▶ _Assigned task_
Gather all lines in the records below that include the word "label".

┄┄┄┄┄┄┄┄┄┄┄┄┄┄┄┄┄┄┄┄

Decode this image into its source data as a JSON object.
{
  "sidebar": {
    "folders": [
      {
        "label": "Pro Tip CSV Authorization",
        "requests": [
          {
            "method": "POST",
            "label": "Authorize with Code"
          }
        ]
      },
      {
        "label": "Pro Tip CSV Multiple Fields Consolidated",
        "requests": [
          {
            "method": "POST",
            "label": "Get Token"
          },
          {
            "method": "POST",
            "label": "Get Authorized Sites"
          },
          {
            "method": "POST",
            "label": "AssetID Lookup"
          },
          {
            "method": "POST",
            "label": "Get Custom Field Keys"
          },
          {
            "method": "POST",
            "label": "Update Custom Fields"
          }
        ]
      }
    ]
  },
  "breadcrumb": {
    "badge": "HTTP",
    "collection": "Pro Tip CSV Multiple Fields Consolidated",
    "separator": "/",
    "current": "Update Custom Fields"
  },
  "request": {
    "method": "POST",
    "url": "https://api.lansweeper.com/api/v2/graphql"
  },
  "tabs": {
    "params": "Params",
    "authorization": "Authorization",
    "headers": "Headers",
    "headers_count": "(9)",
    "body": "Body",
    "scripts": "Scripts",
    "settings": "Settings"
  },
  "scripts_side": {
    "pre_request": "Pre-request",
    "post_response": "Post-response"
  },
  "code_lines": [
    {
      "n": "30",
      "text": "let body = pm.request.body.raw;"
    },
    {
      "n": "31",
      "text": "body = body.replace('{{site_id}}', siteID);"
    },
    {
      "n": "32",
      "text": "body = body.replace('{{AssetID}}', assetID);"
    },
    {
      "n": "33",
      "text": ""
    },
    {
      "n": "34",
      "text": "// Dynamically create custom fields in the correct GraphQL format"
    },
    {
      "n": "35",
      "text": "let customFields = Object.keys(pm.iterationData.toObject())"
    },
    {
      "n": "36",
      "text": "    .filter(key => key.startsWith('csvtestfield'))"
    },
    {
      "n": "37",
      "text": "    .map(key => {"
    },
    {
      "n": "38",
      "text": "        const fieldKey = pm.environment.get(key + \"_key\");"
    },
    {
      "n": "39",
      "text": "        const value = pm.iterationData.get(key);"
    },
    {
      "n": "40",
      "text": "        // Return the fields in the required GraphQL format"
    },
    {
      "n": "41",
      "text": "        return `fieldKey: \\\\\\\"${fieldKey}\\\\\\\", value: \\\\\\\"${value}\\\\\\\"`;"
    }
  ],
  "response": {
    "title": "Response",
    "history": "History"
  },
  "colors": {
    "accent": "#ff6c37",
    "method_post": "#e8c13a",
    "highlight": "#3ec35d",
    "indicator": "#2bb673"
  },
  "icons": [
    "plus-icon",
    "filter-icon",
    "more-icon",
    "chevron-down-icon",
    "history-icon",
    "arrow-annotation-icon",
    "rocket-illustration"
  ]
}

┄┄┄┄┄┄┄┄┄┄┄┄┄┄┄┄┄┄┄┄

▶ _Result of this exercise_
        "label": "Pro Tip CSV Authorization",
            "label": "Authorize with Code"
        "label": "Pro Tip CSV Multiple Fields Consolidated",
            "label": "Get Token"
            "label": "Get Authorized Sites"
            "label": "AssetID Lookup"
            "label": "Get Custom Field Keys"
            "label": "Update Custom Fields"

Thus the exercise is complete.